━━━ SOURCE MATERIAL ━━━

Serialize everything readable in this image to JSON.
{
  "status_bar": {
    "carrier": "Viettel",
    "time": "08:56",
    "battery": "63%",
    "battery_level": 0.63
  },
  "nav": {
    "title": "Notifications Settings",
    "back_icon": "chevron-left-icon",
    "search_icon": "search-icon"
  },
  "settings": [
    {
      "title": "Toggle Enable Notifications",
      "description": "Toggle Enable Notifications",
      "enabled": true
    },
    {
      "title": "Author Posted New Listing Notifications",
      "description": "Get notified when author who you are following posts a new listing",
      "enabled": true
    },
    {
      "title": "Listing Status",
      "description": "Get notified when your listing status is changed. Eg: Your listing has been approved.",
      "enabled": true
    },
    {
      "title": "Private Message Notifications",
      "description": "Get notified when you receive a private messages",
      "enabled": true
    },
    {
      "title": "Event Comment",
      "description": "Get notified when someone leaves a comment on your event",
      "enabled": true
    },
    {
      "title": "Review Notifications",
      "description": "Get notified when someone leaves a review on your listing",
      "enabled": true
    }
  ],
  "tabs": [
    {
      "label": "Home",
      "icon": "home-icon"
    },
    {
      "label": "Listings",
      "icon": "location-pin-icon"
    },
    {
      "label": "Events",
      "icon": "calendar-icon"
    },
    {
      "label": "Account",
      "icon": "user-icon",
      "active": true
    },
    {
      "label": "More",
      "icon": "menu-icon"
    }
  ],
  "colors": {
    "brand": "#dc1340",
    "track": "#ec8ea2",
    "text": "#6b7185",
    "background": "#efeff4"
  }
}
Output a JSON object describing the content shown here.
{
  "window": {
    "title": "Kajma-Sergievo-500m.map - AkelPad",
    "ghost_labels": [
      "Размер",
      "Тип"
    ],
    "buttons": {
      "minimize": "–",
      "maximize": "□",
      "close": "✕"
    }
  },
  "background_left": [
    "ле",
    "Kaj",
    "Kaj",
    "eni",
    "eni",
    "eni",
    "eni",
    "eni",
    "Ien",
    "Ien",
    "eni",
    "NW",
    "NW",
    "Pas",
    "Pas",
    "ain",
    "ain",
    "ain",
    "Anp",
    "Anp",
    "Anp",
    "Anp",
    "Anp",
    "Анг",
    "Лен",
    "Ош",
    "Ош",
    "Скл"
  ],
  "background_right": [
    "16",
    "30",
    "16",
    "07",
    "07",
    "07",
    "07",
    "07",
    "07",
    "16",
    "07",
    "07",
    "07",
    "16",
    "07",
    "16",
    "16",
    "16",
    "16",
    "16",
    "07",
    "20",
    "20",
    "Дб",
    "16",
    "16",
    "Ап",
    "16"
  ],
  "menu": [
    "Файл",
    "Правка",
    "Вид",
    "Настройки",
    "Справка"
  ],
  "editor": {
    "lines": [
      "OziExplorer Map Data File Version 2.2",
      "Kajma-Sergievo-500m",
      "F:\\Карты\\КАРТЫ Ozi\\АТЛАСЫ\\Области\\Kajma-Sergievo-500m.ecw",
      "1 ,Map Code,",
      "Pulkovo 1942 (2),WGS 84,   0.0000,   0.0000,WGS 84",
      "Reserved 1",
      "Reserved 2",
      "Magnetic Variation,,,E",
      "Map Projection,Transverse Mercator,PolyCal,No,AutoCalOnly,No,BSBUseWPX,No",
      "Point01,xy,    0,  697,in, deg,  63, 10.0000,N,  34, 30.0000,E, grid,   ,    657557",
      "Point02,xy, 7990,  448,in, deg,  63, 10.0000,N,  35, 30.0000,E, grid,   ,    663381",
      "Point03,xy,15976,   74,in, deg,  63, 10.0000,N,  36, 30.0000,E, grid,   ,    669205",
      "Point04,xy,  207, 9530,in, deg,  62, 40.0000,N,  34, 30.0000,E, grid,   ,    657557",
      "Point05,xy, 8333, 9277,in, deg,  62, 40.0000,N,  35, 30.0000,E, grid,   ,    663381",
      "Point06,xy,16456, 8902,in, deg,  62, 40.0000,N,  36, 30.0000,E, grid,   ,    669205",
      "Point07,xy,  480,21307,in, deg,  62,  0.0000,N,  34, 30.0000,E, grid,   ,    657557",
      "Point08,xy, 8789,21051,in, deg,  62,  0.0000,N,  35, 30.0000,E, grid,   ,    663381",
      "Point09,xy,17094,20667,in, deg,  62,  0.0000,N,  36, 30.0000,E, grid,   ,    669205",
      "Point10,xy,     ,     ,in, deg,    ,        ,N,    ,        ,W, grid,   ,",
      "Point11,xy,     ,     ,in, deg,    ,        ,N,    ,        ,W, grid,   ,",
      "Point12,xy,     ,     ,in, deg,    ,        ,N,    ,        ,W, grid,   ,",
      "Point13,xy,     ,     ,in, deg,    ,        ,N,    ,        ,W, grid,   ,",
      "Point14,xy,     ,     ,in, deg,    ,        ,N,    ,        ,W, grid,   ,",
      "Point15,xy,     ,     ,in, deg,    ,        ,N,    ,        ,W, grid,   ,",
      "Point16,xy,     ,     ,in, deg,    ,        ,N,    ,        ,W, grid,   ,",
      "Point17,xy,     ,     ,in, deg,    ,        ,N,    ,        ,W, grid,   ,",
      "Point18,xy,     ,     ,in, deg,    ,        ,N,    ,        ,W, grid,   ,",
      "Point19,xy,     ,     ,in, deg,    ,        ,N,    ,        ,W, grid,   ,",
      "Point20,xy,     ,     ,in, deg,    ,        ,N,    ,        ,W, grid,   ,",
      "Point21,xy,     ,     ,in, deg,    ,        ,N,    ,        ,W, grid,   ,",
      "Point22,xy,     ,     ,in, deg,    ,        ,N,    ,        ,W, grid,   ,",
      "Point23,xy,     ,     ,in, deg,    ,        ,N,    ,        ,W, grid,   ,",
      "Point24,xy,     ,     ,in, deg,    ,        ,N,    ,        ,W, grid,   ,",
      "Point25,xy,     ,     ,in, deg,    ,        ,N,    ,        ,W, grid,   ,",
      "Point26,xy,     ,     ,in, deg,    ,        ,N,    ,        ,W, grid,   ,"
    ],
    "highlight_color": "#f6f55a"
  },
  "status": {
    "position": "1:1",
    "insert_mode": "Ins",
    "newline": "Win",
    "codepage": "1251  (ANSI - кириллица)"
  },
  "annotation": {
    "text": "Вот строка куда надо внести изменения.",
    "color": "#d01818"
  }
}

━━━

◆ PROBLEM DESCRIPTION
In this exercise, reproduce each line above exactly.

◆ WRITTEN RESPONSE
Serialize everything readable in this image to JSON.
{
  "status_bar": {
    "carrier": "Viettel",
    "time": "08:56",
    "battery": "63%",
    "battery_level": 0.63
  },
  "nav": {
    "title": "Notifications Settings",
    "back_icon": "chevron-left-icon",
    "search_icon": "search-icon"
  },
  "settings": [
    {
      "title": "Toggle Enable Notifications",
      "description": "Toggle Enable Notifications",
      "enabled": true
    },
    {
      "title": "Author Posted New Listing Notifications",
      "description": "Get notified when author who you are following posts a new listing",
      "enabled": true
    },
    {
      "title": "Listing Status",
      "description": "Get notified when your listing status is changed. Eg: Your listing has been approved.",
      "enabled": true
    },
    {
      "title": "Private Message Notifications",
      "description": "Get notified when you receive a private messages",
      "enabled": true
    },
    {
      "title": "Event Comment",
      "description": "Get notified when someone leaves a comment on your event",
      "enabled": true
    },
    {
      "title": "Review Notifications",
      "description": "Get notified when someone leaves a review on your listing",
      "enabled": true
    }
  ],
  "tabs": [
    {
      "label": "Home",
      "icon": "home-icon"
    },
    {
      "label": "Listings",
      "icon": "location-pin-icon"
    },
    {
      "label": "Events",
      "icon": "calendar-icon"
    },
    {
      "label": "Account",
      "icon": "user-icon",
      "active": true
    },
    {
      "label": "More",
      "icon": "menu-icon"
    }
  ],
  "colors": {
    "brand": "#dc1340",
    "track": "#ec8ea2",
    "text": "#6b7185",
    "background": "#efeff4"
  }
}
Output a JSON object describing the content shown here.
{
  "window": {
    "title": "Kajma-Sergievo-500m.map - AkelPad",
    "ghost_labels": [
      "Размер",
      "Тип"
    ],
    "buttons": {
      "minimize": "–",
      "maximize": "□",
      "close": "✕"
    }
  },
  "background_left": [
    "ле",
    "Kaj",
    "Kaj",
    "eni",
    "eni",
    "eni",
    "eni",
    "eni",
    "Ien",
    "Ien",
    "eni",
    "NW",
    "NW",
    "Pas",
    "Pas",
    "ain",
    "ain",
    "ain",
    "Anp",
    "Anp",
    "Anp",
    "Anp",
    "Anp",
    "Анг",
    "Лен",
    "Ош",
    "Ош",
    "Скл"
  ],
  "background_right": [
    "16",
    "30",
    "16",
    "07",
    "07",
    "07",
    "07",
    "07",
    "07",
    "16",
    "07",
    "07",
    "07",
    "16",
    "07",
    "16",
    "16",
    "16",
    "16",
    "16",
    "07",
    "20",
    "20",
    "Дб",
    "16",
    "16",
    "Ап",
    "16"
  ],
  "menu": [
    "Файл",
    "Правка",
    "Вид",
    "Настройки",
    "Справка"
  ],
  "editor": {
    "lines": [
      "OziExplorer Map Data File Version 2.2",
      "Kajma-Sergievo-500m",
      "F:\\Карты\\КАРТЫ Ozi\\АТЛАСЫ\\Области\\Kajma-Sergievo-500m.ecw",
      "1 ,Map Code,",
      "Pulkovo 1942 (2),WGS 84,   0.0000,   0.0000,WGS 84",
      "Reserved 1",
      "Reserved 2",
      "Magnetic Variation,,,E",
      "Map Projection,Transverse Mercator,PolyCal,No,AutoCalOnly,No,BSBUseWPX,No",
      "Point01,xy,    0,  697,in, deg,  63, 10.0000,N,  34, 30.0000,E, grid,   ,    657557",
      "Point02,xy, 7990,  448,in, deg,  63, 10.0000,N,  35, 30.0000,E, grid,   ,    663381",
      "Point03,xy,15976,   74,in, deg,  63, 10.0000,N,  36, 30.0000,E, grid,   ,    669205",
      "Point04,xy,  207, 9530,in, deg,  62, 40.0000,N,  34, 30.0000,E, grid,   ,    657557",
      "Point05,xy, 8333, 9277,in, deg,  62, 40.0000,N,  35, 30.0000,E, grid,   ,    663381",
      "Point06,xy,16456, 8902,in, deg,  62, 40.0000,N,  36, 30.0000,E, grid,   ,    669205",
      "Point07,xy,  480,21307,in, deg,  62,  0.0000,N,  34, 30.0000,E, grid,   ,    657557",
      "Point08,xy, 8789,21051,in, deg,  62,  0.0000,N,  35, 30.0000,E, grid,   ,    663381",
      "Point09,xy,17094,20667,in, deg,  62,  0.0000,N,  36, 30.0000,E, grid,   ,    669205",
      "Point10,xy,     ,     ,in, deg,    ,        ,N,    ,        ,W, grid,   ,",
      "Point11,xy,     ,     ,in, deg,    ,        ,N,    ,        ,W, grid,   ,",
      "Point12,xy,     ,     ,in, deg,    ,        ,N,    ,        ,W, grid,   ,",
      "Point13,xy,     ,     ,in, deg,    ,        ,N,    ,        ,W, grid,   ,",
      "Point14,xy,     ,     ,in, deg,    ,        ,N,    ,        ,W, grid,   ,",
      "Point15,xy,     ,     ,in, deg,    ,        ,N,    ,        ,W, grid,   ,",
      "Point16,xy,     ,     ,in, deg,    ,        ,N,    ,        ,W, grid,   ,",
      "Point17,xy,     ,     ,in, deg,    ,        ,N,    ,        ,W, grid,   ,",
      "Point18,xy,     ,     ,in, deg,    ,        ,N,    ,        ,W, grid,   ,",
      "Point19,xy,     ,     ,in, deg,    ,        ,N,    ,        ,W, grid,   ,",
      "Point20,xy,     ,     ,in, deg,    ,        ,N,    ,        ,W, grid,   ,",
      "Point21,xy,     ,     ,in, deg,    ,        ,N,    ,        ,W, grid,   ,",
      "Point22,xy,     ,     ,in, deg,    ,        ,N,    ,        ,W, grid,   ,",
      "Point23,xy,     ,     ,in, deg,    ,        ,N,    ,        ,W, grid,   ,",
      "Point24,xy,     ,     ,in, deg,    ,        ,N,    ,        ,W, grid,   ,",
      "Point25,xy,     ,     ,in, deg,    ,        ,N,    ,        ,W, grid,   ,",
      "Point26,xy,     ,     ,in, deg,    ,        ,N,    ,        ,W, grid,   ,"
    ],
    "highlight_color": "#f6f55a"
  },
  "status": {
    "position": "1:1",
    "insert_mode": "Ins",
    "newline": "Win",
    "codepage": "1251  (ANSI - кириллица)"
  },
  "annotation": {
    "text": "Вот строка куда надо внести изменения.",
    "color": "#d01818"
  }
}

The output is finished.